• Wildfires
  • An uncontrolled fire in combustible vegetation that occurs in the countryside or a wilderness area. Other names such as brush fire, bushfire, forest fire, desert fire, grass fire, hill fire, peat fire, vegetation fire, and veldfire may be used to describe the same phenomenon depending on the type of vegetation being burned. A wildfire differs from other fires by its extensive size, the speed at which it can spread out from its original source, its potential to change direction unexpectedly, and its ability to jump gaps such as roads, rivers and fire breaks. Wildfires are characterized in terms of the cause of ignition, their physical properties such as speed of propagation, the combustible material present, and the effect of weather on the fire.
Abstract from DBPedia

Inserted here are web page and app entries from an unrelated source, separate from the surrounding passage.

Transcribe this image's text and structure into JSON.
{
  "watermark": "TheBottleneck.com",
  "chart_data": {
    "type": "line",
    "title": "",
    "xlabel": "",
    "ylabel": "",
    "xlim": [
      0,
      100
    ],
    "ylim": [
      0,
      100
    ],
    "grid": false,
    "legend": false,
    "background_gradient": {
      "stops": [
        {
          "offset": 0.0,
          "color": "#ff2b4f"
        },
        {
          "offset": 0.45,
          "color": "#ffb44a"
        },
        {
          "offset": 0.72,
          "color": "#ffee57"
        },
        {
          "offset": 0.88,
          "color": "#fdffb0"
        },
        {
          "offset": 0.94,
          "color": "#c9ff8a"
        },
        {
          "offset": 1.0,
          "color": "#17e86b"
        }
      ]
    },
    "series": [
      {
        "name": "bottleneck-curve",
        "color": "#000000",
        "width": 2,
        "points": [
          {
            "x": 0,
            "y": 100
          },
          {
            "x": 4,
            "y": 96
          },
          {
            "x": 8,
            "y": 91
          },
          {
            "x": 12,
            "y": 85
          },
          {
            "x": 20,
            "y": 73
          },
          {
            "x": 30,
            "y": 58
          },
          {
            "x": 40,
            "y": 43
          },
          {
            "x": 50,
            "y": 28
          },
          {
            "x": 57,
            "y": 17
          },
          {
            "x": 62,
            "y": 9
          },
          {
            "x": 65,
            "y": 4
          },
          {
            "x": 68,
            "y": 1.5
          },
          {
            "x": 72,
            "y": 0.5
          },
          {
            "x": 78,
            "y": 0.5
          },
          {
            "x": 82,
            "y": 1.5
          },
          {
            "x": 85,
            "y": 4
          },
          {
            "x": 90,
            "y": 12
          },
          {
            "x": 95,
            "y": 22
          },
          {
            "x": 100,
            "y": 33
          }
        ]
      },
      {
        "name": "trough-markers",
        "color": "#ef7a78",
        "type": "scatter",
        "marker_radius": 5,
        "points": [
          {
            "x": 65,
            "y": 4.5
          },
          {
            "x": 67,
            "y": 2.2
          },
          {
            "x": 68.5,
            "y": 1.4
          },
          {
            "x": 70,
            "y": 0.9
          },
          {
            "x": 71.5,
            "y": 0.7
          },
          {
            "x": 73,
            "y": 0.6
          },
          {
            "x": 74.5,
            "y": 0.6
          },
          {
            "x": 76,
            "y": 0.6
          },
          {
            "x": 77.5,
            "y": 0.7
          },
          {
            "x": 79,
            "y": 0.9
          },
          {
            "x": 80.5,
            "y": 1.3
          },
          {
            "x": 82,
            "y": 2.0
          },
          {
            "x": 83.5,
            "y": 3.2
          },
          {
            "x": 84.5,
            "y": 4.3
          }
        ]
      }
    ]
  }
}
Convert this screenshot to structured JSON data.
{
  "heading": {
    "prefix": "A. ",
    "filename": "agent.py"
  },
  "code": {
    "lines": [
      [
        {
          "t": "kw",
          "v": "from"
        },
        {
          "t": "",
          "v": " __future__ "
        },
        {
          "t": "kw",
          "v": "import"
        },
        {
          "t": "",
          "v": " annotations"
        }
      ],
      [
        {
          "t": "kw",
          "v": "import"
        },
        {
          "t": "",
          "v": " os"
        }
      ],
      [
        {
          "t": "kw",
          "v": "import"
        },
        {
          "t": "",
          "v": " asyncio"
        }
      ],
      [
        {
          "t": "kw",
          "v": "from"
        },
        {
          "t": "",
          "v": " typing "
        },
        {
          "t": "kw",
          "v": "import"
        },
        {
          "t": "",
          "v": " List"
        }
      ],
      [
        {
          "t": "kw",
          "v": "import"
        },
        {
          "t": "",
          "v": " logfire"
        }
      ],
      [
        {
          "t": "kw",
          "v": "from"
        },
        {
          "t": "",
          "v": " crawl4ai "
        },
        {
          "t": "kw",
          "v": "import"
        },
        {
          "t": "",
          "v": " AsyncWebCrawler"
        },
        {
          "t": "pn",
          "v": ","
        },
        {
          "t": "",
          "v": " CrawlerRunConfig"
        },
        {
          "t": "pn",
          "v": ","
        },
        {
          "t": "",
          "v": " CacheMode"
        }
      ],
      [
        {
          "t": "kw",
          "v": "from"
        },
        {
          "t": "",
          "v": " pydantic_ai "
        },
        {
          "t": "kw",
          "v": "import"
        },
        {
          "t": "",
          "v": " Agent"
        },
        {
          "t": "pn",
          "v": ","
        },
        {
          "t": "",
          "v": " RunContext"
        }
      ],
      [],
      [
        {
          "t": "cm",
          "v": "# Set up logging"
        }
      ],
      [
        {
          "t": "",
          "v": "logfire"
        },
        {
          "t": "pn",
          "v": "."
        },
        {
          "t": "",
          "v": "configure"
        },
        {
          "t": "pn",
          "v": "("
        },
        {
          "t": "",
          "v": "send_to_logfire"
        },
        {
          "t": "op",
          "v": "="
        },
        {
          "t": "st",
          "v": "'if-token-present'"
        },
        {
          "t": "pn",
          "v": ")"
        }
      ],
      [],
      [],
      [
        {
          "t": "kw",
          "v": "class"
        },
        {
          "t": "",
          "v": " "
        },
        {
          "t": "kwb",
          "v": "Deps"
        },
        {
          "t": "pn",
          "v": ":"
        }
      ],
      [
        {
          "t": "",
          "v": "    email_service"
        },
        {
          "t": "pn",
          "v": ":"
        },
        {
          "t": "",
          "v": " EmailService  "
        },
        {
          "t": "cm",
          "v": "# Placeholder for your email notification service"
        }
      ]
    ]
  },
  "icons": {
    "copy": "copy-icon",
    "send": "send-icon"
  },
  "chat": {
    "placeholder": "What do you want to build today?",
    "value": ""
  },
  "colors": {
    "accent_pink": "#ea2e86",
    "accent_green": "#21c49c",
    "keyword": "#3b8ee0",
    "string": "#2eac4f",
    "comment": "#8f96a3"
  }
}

    A wildfire, forest fire, bushfire, wildland fire or rural fire is an unplanned, unwanted, uncontrolled fire in an area of combustible vegetation starting in rural areas and urban areas. Depending on the type of vegetation present, a wildfire can also be classified more specifically as a forest fire, brush fire, bushfire (in Australia), desert fire, grass fire, hill fire, peat fire, prairie fire, vegetation fire, or veld fire. Wildfires are distinct from beneficial uses of fire, called controlled burns; though controlled burns can turn into wildfires. Fossil charcoal indicates that wildfires began soon after the appearance of terrestrial plants 420 million years ago. The occurrence of wildfires throughout the history of terrestrial life invites conjecture that fire must have had pronounced evolutionary effects on most ecosystems' flora and fauna. Earth's carbon-rich vegetation, seasonally dry climates, atmospheric oxygen, and widespread lightning and volcanic ignitions create good conditions for fires. Wildfires are often classified by characteristics like cause of ignition, physical properties, combustible material present, and the effect of weather on the fire. Wildfire behavior and severity result from a combination of factors such as available fuels, physical setting, and weather. Climatic cycles that include wet periods that create substantial fuels and then are followed by drought and heat often proceed severe wildfires. These cycles are made worse by extreme weather caused by climate change. Wildfires can cause damage to property and human life, although naturally occurring wildfires may have beneficial effects on native vegetation, animals, and ecosystems that have evolved with fire. High-severity wildfire creates complex early seral forest habitat (also called "snag forest habitat"), which often has higher species richness and diversity than an unburned old forest. Many plant species depend on the effects of fire for growth and reproduction. Wildfires in ecosystems where wildfire is uncommon or where non-native vegetation has encroached may have strongly negative ecological effects. Similarly, human societies are can be severely impacted by fires, including direct health impacts of smoke, destruction of property, especially in wildland–urban interfaces, economic and ecosystem services losses, and contamination of water and soil. Wildfires are among the most common forms of natural disaster in some regions, including Siberia, California, and Australia. Areas with Mediterranean climates or in the taiga biome are particularly susceptible. At a global level, human practices have made wildfires worse than naturally would happen, with a doubling in land area burned by wildfires when compared to natural levels. Humans have contributed to major factors to increased wildfires, increased heat and dry periods due to climate change and other more direct human activities, such as land-use change and wildfire suppression. This increase in fires, creates a negative feedback loop releasing naturally sequestered carbon back into the atmosphere, creating further global warming. Aggressive wildfire suppression aimed at minimizing fire and ending traditional land management methods practiced by indigenous peoples has contributed to accumulation of fuel loads, increasing the risk of large, catastrophic fires, especially in certain colonial contexts like the United States. Modern forest management taking an ecological perspective engages in controlled burns to mitigate this risk and promote natural forest life cycles.


    (Source: http://dbpedia.org/resource/Wildfire)